Roy took his time to get going Wednesday night, and then he took over, scoring 12 of his 22 points in the final 8 minutes to help the Portland Trail Blazers extend their winning streak to six games by coming back to beat the Washington Wizards 98-92.
One of his most important baskets came on a drive to his left past defender DeShawn Stevenson to set up a lefty layup, giving Portland a four-point lead with 35 seconds to go.

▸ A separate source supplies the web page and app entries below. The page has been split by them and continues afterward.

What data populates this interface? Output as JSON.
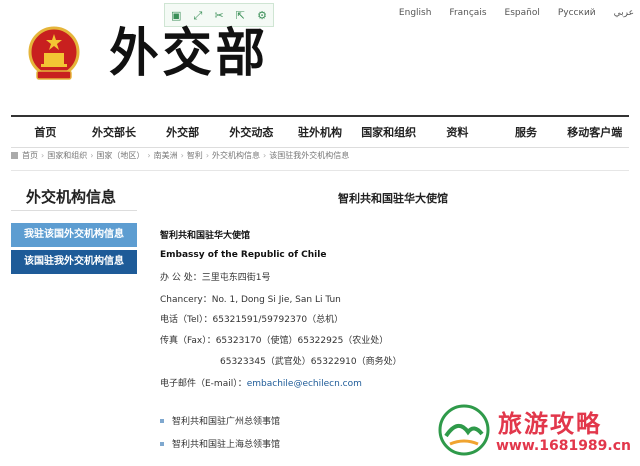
{
  "toolbar": {
    "icons": [
      "bookmark-icon",
      "expand-icon",
      "cut-icon",
      "share-icon",
      "settings-icon"
    ],
    "glyphs": [
      "▣",
      "⤢",
      "✂",
      "⇱",
      "⚙"
    ]
  },
  "languages": [
    "English",
    "Français",
    "Español",
    "Русский",
    "عربي"
  ],
  "header": {
    "calligraphy": "外交部"
  },
  "nav": [
    "首页",
    "外交部长",
    "外交部",
    "外交动态",
    "驻外机构",
    "国家和组织",
    "资料",
    "服务",
    "移动客户端"
  ],
  "breadcrumb": [
    "首页",
    "国家和组织",
    "国家（地区）",
    "南美洲",
    "智利",
    "外交机构信息",
    "该国驻我外交机构信息"
  ],
  "sidebar": {
    "title": "外交机构信息",
    "items": [
      "我驻该国外交机构信息",
      "该国驻我外交机构信息"
    ]
  },
  "content": {
    "title": "智利共和国驻华大使馆",
    "name_cn": "智利共和国驻华大使馆",
    "name_en": "Embassy of the Republic of Chile",
    "address_cn": "办  公  处：三里屯东四街1号",
    "address_en": "Chancery：No. 1, Dong Si Jie, San Li Tun",
    "phone": "电话（Tel）：65321591/59792370（总机）",
    "fax_1": "传真（Fax）：65323170（使馆）65322925（农业处）",
    "fax_2": "65323345（武官处）65322910（商务处）",
    "email_label": "电子邮件（E-mail）：",
    "email": "embachile@echilecn.com",
    "links": [
      "智利共和国驻广州总领事馆",
      "智利共和国驻上海总领事馆"
    ]
  },
  "watermark": {
    "title": "旅游攻略",
    "url": "www.1681989.cn"
  },
  "colors": {
    "sidebar_light": "#5d9dd1",
    "sidebar_dark": "#1e5b98",
    "watermark": "#e2374b"
  }
}
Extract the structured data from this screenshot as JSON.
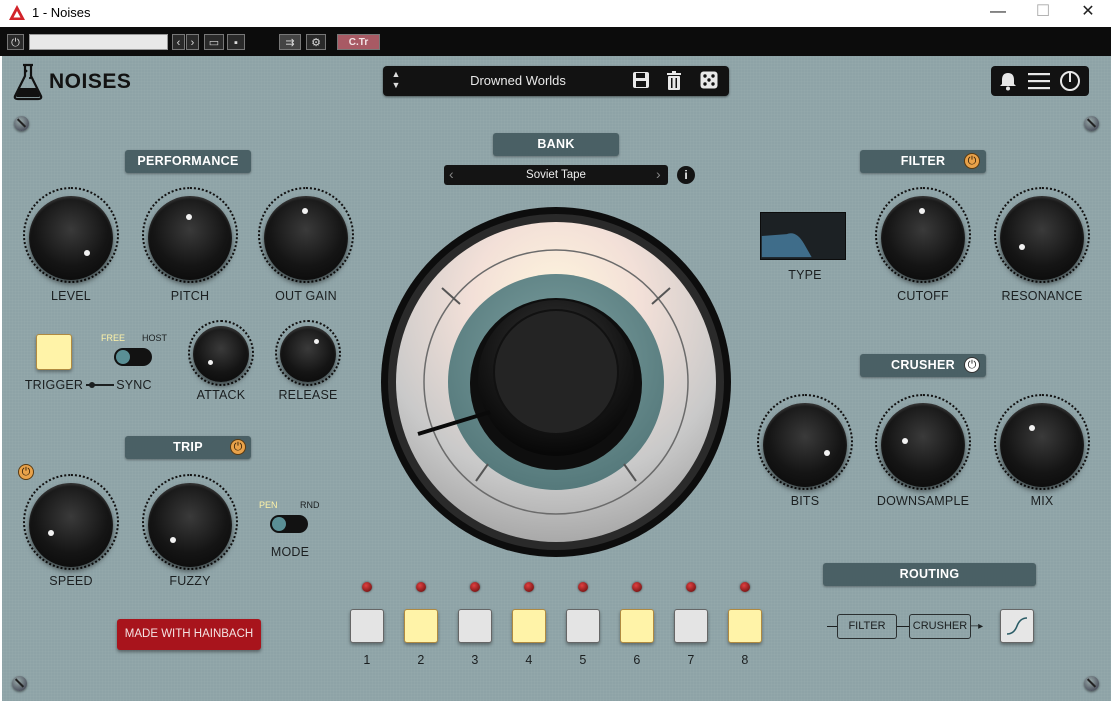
{
  "window": {
    "title": "1 - Noises",
    "minimize": "—",
    "maximize": "☐",
    "close": "✕"
  },
  "hostbar": {
    "preset_field": "",
    "ctr_label": "C.Tr"
  },
  "plugin": {
    "name": "NOISES",
    "preset_name": "Drowned Worlds",
    "bank": {
      "header": "BANK",
      "name": "Soviet Tape",
      "info": "i"
    },
    "performance": {
      "header": "PERFORMANCE",
      "level": "LEVEL",
      "pitch": "PITCH",
      "out_gain": "OUT GAIN",
      "trigger": "TRIGGER",
      "sync": "SYNC",
      "free": "FREE",
      "host": "HOST",
      "attack": "ATTACK",
      "release": "RELEASE"
    },
    "trip": {
      "header": "TRIP",
      "speed": "SPEED",
      "fuzzy": "FUZZY",
      "pen": "PEN",
      "rnd": "RND",
      "mode": "MODE"
    },
    "made_with": "MADE WITH HAINBACH",
    "filter": {
      "header": "FILTER",
      "type": "TYPE",
      "cutoff": "CUTOFF",
      "resonance": "RESONANCE"
    },
    "crusher": {
      "header": "CRUSHER",
      "bits": "BITS",
      "downsample": "DOWNSAMPLE",
      "mix": "MIX"
    },
    "routing": {
      "header": "ROUTING",
      "first": "FILTER",
      "second": "CRUSHER"
    },
    "steps": [
      {
        "label": "1",
        "on": false
      },
      {
        "label": "2",
        "on": true
      },
      {
        "label": "3",
        "on": false
      },
      {
        "label": "4",
        "on": true
      },
      {
        "label": "5",
        "on": false
      },
      {
        "label": "6",
        "on": true
      },
      {
        "label": "7",
        "on": false
      },
      {
        "label": "8",
        "on": true
      }
    ],
    "colors": {
      "accent_orange": "#e9a24a",
      "step_on": "#fff3a8",
      "step_off": "#e4e4e4",
      "panel": "#8ea3a7",
      "header_pill": "#4a6065",
      "made_with_bg": "#a8141c"
    }
  }
}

"My whole life, guys send me left," Roy said. "I come to the bench, and my teammates are joking, 'Oh, you went left.' I'm like, 'Which way did he give me? He gave me left.' You give me right, I'll take right. But right now they're giving me left, and I do whatever I can to make plays out there."
Before the game, Wizards interim coach Ed Tapscott spoke about being wary of Roy's ability to go to his left. And yet his team couldn't stop it.
"Everything you learn along the way when you play basketball is: Force a guy to his weak hand. The problem is, his weak hand is his strong hand," Tapscott said afterward. "I wouldn't be surprised if he writes left-handed."
Roy swears not.
But as a kid, he asked his father how to learn to use his left hand on a basketball court. His dad's answer was simple: Work on it.
"Honestly, that's what he said, and I worked on it every day since," Roy said. "Maybe I overdid it, because I'm better with my left than my right."
He's been pretty good every which way lately.
Roy was honored Monday as Western Conference Player of the Week for his work from Nov. 24-30, when he averaged 20 points, 5.3 rebounds and six assists while shooting 51 percent on field-goal attempts.
He pretty much kept up that pace across the board Wednesday, shooting 9-for-19 and adding eight rebounds and four assists to his stats line.
"Every year he's improving. He's understanding what it takes to be one of those elite guys," said All-Star forward Antawn Jamison, who led the Wizards with 22 points.
"It wasn't going well for him in the first half. He didn't force it -- continued to plug away. And the last four or five minutes of the game, who had the ball in their hands? Who made plays? Who won the game? It was him."
The well-balanced Blazers did put five players in double-figures: Roy, Greg Oden, LaMarcus Aldridge, Rudy Fernandez and Steve Blake. Oden, the rookie center who missed all of last season, finished with 13 points and 10 rebounds for his sixth double-double in the past 12 games.
Washington began the fourth quarter with a 9-0 spurt capped by Nick Young's 3-pointer to go ahead 81-79. Portland shot 0-for-6 in that stretch, not scoring a point in that quarter until nearly 4 1/2 minutes had elapsed.
And that is when Roy really began to assert himself, scoring seven points in a 9-2 run by the Blazers as they took an 86-83 lead.
"I did say, 'All right, it's time to be aggressive. If they're going to win this game, they're going to win with me attacking them,"' Roy said. "I wanted to push it hard, the tempo. We both played last night, so it was going to be who was the more mentally tough team."
Score one in that category for Portland, which improved to 7-0 against Eastern Conference teams and 14-6 overall, best in the Northwest Division.
The Wizards, meanwhile, dropped to an Eastern Conference-worst 3-13. Washington was coming off a 20-point victory at the New Jersey Nets on Tuesday night, but still is seeking its first winning streak of the season.
"Close only counts in horse shoes and hand grenades, you know?" Tapscott said. "So we've got to close the deal."
Notes: The Wizards are 2-3 under Tapscott, who took over when Eddie Jordan was fired after a 1-10 start. ... Portland is off to its best start since the 1999-00 season.